Assigned task
For each line of the data below that holds "biết", copy the line.

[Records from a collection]
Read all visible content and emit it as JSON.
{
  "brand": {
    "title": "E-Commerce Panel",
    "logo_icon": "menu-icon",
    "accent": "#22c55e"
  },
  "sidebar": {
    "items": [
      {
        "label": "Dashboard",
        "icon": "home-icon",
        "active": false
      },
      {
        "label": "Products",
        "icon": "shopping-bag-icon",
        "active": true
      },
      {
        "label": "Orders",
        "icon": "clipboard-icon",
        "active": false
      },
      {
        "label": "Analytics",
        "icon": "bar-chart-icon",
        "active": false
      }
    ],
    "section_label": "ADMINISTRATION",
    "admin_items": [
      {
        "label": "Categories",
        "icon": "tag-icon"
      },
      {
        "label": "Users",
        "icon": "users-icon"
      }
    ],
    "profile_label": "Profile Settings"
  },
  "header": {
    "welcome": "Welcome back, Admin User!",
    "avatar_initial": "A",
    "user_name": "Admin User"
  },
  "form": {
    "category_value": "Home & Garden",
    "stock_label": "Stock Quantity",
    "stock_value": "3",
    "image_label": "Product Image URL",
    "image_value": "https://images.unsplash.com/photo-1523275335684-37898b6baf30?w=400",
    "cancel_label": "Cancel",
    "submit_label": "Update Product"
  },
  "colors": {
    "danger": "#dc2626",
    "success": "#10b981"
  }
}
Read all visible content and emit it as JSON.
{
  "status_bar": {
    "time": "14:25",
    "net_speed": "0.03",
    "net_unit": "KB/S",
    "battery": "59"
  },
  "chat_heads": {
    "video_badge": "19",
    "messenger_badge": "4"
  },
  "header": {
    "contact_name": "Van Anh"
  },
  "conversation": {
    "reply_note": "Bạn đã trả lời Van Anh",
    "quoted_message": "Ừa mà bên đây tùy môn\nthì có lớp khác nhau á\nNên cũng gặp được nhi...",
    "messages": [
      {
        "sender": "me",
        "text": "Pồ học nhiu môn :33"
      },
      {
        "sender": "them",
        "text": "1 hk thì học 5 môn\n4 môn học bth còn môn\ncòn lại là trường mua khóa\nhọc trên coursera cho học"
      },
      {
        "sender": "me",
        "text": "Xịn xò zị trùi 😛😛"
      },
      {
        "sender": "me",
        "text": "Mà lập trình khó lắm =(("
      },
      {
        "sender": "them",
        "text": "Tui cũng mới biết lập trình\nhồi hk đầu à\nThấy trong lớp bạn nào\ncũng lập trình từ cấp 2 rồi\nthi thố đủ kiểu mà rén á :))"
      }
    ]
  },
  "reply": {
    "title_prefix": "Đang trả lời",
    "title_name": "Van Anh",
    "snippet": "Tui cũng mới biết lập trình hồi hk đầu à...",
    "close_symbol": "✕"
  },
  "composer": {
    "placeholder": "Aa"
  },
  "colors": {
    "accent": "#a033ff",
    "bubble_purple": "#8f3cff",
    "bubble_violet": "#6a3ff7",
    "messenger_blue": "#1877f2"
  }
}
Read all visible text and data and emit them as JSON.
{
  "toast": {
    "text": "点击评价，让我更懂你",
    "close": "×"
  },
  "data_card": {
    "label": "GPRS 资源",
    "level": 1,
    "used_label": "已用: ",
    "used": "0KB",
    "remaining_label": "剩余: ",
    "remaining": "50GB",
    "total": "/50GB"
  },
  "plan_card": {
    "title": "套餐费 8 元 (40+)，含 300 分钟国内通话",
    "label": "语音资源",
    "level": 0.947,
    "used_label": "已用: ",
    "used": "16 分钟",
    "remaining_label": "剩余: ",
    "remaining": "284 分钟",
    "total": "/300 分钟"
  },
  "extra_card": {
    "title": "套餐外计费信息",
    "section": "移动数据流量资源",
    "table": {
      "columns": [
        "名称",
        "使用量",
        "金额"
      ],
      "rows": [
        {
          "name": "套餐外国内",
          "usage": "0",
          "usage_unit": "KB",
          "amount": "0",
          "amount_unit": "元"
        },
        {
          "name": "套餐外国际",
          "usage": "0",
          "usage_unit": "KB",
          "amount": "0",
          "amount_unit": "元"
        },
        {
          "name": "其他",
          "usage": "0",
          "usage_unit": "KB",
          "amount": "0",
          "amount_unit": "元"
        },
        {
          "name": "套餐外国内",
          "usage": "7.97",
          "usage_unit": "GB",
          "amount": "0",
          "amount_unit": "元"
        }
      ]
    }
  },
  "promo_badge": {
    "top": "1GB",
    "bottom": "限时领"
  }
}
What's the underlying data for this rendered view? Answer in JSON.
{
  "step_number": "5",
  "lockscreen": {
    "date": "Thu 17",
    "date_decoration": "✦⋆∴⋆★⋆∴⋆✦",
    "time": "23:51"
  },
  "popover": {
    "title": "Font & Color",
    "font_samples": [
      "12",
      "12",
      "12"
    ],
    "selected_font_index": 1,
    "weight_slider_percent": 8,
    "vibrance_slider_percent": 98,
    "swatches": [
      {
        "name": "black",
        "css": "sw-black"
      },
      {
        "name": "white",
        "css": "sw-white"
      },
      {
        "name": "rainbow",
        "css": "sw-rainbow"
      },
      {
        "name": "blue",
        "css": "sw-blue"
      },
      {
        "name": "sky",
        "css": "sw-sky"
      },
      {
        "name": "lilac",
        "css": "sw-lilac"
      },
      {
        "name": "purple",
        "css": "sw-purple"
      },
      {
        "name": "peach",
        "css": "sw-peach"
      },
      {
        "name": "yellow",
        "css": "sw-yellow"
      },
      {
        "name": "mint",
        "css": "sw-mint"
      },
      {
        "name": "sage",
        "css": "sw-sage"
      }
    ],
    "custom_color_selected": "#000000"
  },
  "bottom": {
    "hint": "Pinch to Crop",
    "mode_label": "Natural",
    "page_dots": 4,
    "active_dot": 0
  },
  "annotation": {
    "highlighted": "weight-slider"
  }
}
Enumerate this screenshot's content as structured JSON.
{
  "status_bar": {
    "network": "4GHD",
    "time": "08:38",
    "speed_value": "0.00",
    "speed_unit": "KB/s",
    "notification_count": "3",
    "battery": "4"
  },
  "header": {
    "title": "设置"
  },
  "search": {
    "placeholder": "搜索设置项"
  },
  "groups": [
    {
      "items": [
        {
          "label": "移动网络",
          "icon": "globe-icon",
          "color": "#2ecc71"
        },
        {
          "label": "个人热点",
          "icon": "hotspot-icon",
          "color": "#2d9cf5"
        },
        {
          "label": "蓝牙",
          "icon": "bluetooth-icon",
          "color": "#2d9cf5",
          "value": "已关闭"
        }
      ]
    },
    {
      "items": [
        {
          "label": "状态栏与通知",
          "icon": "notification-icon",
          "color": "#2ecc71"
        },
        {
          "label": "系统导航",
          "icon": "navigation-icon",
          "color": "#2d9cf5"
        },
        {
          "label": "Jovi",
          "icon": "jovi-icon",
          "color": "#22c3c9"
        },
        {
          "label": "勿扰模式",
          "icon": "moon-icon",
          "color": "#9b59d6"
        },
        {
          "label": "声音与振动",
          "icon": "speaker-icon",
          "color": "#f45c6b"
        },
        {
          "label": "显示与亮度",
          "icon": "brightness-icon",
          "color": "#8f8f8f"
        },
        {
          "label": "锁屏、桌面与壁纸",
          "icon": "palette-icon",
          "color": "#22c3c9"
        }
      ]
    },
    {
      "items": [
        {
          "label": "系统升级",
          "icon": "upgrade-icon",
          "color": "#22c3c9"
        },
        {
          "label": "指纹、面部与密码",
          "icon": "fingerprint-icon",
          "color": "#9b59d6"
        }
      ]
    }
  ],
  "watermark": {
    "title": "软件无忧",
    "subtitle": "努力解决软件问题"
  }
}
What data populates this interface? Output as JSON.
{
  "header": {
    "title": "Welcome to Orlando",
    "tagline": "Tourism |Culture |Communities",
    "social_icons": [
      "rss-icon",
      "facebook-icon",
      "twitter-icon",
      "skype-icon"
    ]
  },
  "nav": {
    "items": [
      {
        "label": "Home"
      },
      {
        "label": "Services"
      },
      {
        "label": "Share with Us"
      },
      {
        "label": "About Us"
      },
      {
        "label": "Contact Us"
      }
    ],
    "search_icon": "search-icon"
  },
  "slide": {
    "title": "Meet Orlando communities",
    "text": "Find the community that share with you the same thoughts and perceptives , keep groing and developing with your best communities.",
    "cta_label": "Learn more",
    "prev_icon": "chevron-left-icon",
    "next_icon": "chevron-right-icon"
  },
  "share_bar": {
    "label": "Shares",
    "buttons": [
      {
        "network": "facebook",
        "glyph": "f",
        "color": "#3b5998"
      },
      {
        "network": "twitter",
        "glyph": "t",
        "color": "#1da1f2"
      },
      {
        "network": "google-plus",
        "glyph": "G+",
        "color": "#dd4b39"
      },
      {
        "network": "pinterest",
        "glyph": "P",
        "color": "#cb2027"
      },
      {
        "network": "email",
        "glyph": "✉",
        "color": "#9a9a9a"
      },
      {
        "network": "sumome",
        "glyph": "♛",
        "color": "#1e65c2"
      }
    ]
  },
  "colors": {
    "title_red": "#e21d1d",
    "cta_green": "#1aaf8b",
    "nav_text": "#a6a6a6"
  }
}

Solution
        "text": "Tui cũng mới biết lập trình\nhồi hk đầu à\nThấy trong lớp bạn nào\ncũng lập trình từ cấp 2 rồi\nthi thố đủ kiểu mà rén á :))"
    "snippet": "Tui cũng mới biết lập trình hồi hk đầu à...",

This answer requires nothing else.